Data to use:
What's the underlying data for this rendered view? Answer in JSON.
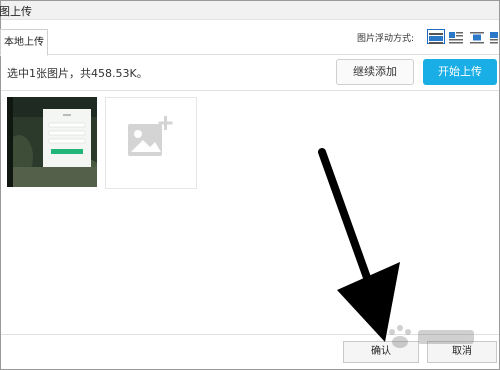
{
  "dialog": {
    "title": "图上传"
  },
  "tabs": [
    {
      "label": "本地上传"
    }
  ],
  "image_float": {
    "label": "图片浮动方式:",
    "icons": [
      {
        "name": "float-none-icon",
        "selected": true
      },
      {
        "name": "float-left-icon",
        "selected": false
      },
      {
        "name": "float-center-icon",
        "selected": false
      },
      {
        "name": "float-right-icon",
        "selected": false
      }
    ]
  },
  "upload": {
    "status": "选中1张图片，共458.53K。",
    "continue_label": "继续添加",
    "start_label": "开始上传"
  },
  "thumbnails": [
    {
      "kind": "screenshot"
    },
    {
      "kind": "placeholder",
      "icon": "image-add-icon"
    }
  ],
  "footer": {
    "confirm_label": "确认",
    "cancel_label": "取消"
  },
  "overlay": {
    "icon": "black-arrow-pointing-confirm"
  },
  "colors": {
    "start_button": "#19aee6",
    "icon_selected": "#1e6bbd",
    "icon_blue": "#2b78c8"
  }
}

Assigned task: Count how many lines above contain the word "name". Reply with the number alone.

Exercise solution: 4